Extracted records —
[Start of section]

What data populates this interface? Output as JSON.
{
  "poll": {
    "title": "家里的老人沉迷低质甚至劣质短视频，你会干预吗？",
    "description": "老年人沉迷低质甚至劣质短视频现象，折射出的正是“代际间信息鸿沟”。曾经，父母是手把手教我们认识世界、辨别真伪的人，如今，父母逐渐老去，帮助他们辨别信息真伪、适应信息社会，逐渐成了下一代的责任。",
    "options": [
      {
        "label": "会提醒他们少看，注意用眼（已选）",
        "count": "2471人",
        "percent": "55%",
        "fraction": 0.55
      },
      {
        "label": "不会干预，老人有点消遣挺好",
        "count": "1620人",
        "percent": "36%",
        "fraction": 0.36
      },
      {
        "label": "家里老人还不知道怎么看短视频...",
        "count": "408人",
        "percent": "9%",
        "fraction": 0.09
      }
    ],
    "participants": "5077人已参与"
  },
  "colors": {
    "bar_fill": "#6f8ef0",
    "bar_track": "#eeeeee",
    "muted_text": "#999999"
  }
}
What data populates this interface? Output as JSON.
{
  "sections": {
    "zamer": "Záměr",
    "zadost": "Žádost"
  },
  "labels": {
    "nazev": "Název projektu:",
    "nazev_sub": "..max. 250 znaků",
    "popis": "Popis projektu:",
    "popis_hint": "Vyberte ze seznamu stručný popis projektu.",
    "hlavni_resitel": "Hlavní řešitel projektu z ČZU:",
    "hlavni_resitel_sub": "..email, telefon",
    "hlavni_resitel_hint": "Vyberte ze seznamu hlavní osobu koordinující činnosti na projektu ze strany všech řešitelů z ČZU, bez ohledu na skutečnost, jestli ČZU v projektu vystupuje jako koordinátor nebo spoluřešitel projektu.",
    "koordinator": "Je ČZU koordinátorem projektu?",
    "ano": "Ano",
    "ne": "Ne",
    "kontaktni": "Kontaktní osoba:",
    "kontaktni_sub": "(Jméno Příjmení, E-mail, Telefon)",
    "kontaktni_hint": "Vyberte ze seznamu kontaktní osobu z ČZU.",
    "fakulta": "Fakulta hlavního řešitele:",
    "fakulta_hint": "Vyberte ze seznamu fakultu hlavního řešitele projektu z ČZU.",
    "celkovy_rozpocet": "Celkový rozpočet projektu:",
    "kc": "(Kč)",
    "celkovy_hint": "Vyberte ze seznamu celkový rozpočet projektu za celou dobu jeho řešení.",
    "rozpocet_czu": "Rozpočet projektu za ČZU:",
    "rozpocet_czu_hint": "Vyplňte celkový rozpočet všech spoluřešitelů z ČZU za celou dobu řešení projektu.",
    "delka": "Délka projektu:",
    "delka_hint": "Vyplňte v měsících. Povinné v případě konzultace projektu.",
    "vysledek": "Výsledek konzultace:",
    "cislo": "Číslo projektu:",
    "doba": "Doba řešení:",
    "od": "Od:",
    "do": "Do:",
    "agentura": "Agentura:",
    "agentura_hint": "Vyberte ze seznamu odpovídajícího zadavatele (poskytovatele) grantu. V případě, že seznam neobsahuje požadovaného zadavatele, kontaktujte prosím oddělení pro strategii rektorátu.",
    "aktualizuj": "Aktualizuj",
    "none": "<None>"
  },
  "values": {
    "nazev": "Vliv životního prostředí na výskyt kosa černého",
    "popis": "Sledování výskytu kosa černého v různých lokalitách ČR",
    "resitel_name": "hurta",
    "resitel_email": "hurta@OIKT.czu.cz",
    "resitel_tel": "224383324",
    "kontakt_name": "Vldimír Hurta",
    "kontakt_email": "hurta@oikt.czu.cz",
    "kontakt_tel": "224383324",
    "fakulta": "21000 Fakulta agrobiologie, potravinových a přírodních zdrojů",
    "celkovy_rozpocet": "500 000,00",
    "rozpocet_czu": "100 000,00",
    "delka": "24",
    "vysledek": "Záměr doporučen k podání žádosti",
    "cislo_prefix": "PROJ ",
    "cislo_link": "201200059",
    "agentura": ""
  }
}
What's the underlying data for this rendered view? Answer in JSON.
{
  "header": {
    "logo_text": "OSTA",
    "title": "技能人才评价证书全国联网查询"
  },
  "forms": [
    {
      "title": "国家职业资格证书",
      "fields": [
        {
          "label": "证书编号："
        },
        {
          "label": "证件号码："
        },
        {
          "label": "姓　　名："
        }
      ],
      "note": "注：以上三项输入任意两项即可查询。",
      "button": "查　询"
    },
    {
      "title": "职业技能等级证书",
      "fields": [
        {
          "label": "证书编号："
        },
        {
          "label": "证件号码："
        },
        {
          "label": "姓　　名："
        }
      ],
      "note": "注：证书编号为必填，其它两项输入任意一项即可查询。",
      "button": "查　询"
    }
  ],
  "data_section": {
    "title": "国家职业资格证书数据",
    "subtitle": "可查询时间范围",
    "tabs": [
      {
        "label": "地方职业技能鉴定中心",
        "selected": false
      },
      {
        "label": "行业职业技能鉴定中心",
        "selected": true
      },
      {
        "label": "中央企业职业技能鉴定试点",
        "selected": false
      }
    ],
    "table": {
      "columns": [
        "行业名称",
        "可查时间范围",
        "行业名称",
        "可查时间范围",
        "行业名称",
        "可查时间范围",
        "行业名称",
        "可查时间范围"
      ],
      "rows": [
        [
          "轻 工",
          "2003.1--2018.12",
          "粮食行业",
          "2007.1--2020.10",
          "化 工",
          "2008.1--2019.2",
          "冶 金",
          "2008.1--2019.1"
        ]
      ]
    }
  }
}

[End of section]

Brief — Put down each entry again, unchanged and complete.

Answer section —
What data populates this interface? Output as JSON.
{
  "poll": {
    "title": "家里的老人沉迷低质甚至劣质短视频，你会干预吗？",
    "description": "老年人沉迷低质甚至劣质短视频现象，折射出的正是“代际间信息鸿沟”。曾经，父母是手把手教我们认识世界、辨别真伪的人，如今，父母逐渐老去，帮助他们辨别信息真伪、适应信息社会，逐渐成了下一代的责任。",
    "options": [
      {
        "label": "会提醒他们少看，注意用眼（已选）",
        "count": "2471人",
        "percent": "55%",
        "fraction": 0.55
      },
      {
        "label": "不会干预，老人有点消遣挺好",
        "count": "1620人",
        "percent": "36%",
        "fraction": 0.36
      },
      {
        "label": "家里老人还不知道怎么看短视频...",
        "count": "408人",
        "percent": "9%",
        "fraction": 0.09
      }
    ],
    "participants": "5077人已参与"
  },
  "colors": {
    "bar_fill": "#6f8ef0",
    "bar_track": "#eeeeee",
    "muted_text": "#999999"
  }
}
What data populates this interface? Output as JSON.
{
  "sections": {
    "zamer": "Záměr",
    "zadost": "Žádost"
  },
  "labels": {
    "nazev": "Název projektu:",
    "nazev_sub": "..max. 250 znaků",
    "popis": "Popis projektu:",
    "popis_hint": "Vyberte ze seznamu stručný popis projektu.",
    "hlavni_resitel": "Hlavní řešitel projektu z ČZU:",
    "hlavni_resitel_sub": "..email, telefon",
    "hlavni_resitel_hint": "Vyberte ze seznamu hlavní osobu koordinující činnosti na projektu ze strany všech řešitelů z ČZU, bez ohledu na skutečnost, jestli ČZU v projektu vystupuje jako koordinátor nebo spoluřešitel projektu.",
    "koordinator": "Je ČZU koordinátorem projektu?",
    "ano": "Ano",
    "ne": "Ne",
    "kontaktni": "Kontaktní osoba:",
    "kontaktni_sub": "(Jméno Příjmení, E-mail, Telefon)",
    "kontaktni_hint": "Vyberte ze seznamu kontaktní osobu z ČZU.",
    "fakulta": "Fakulta hlavního řešitele:",
    "fakulta_hint": "Vyberte ze seznamu fakultu hlavního řešitele projektu z ČZU.",
    "celkovy_rozpocet": "Celkový rozpočet projektu:",
    "kc": "(Kč)",
    "celkovy_hint": "Vyberte ze seznamu celkový rozpočet projektu za celou dobu jeho řešení.",
    "rozpocet_czu": "Rozpočet projektu za ČZU:",
    "rozpocet_czu_hint": "Vyplňte celkový rozpočet všech spoluřešitelů z ČZU za celou dobu řešení projektu.",
    "delka": "Délka projektu:",
    "delka_hint": "Vyplňte v měsících. Povinné v případě konzultace projektu.",
    "vysledek": "Výsledek konzultace:",
    "cislo": "Číslo projektu:",
    "doba": "Doba řešení:",
    "od": "Od:",
    "do": "Do:",
    "agentura": "Agentura:",
    "agentura_hint": "Vyberte ze seznamu odpovídajícího zadavatele (poskytovatele) grantu. V případě, že seznam neobsahuje požadovaného zadavatele, kontaktujte prosím oddělení pro strategii rektorátu.",
    "aktualizuj": "Aktualizuj",
    "none": "<None>"
  },
  "values": {
    "nazev": "Vliv životního prostředí na výskyt kosa černého",
    "popis": "Sledování výskytu kosa černého v různých lokalitách ČR",
    "resitel_name": "hurta",
    "resitel_email": "hurta@OIKT.czu.cz",
    "resitel_tel": "224383324",
    "kontakt_name": "Vldimír Hurta",
    "kontakt_email": "hurta@oikt.czu.cz",
    "kontakt_tel": "224383324",
    "fakulta": "21000 Fakulta agrobiologie, potravinových a přírodních zdrojů",
    "celkovy_rozpocet": "500 000,00",
    "rozpocet_czu": "100 000,00",
    "delka": "24",
    "vysledek": "Záměr doporučen k podání žádosti",
    "cislo_prefix": "PROJ ",
    "cislo_link": "201200059",
    "agentura": ""
  }
}
What's the underlying data for this rendered view? Answer in JSON.
{
  "header": {
    "logo_text": "OSTA",
    "title": "技能人才评价证书全国联网查询"
  },
  "forms": [
    {
      "title": "国家职业资格证书",
      "fields": [
        {
          "label": "证书编号："
        },
        {
          "label": "证件号码："
        },
        {
          "label": "姓　　名："
        }
      ],
      "note": "注：以上三项输入任意两项即可查询。",
      "button": "查　询"
    },
    {
      "title": "职业技能等级证书",
      "fields": [
        {
          "label": "证书编号："
        },
        {
          "label": "证件号码："
        },
        {
          "label": "姓　　名："
        }
      ],
      "note": "注：证书编号为必填，其它两项输入任意一项即可查询。",
      "button": "查　询"
    }
  ],
  "data_section": {
    "title": "国家职业资格证书数据",
    "subtitle": "可查询时间范围",
    "tabs": [
      {
        "label": "地方职业技能鉴定中心",
        "selected": false
      },
      {
        "label": "行业职业技能鉴定中心",
        "selected": true
      },
      {
        "label": "中央企业职业技能鉴定试点",
        "selected": false
      }
    ],
    "table": {
      "columns": [
        "行业名称",
        "可查时间范围",
        "行业名称",
        "可查时间范围",
        "行业名称",
        "可查时间范围",
        "行业名称",
        "可查时间范围"
      ],
      "rows": [
        [
          "轻 工",
          "2003.1--2018.12",
          "粮食行业",
          "2007.1--2020.10",
          "化 工",
          "2008.1--2019.2",
          "冶 金",
          "2008.1--2019.1"
        ]
      ]
    }
  }
}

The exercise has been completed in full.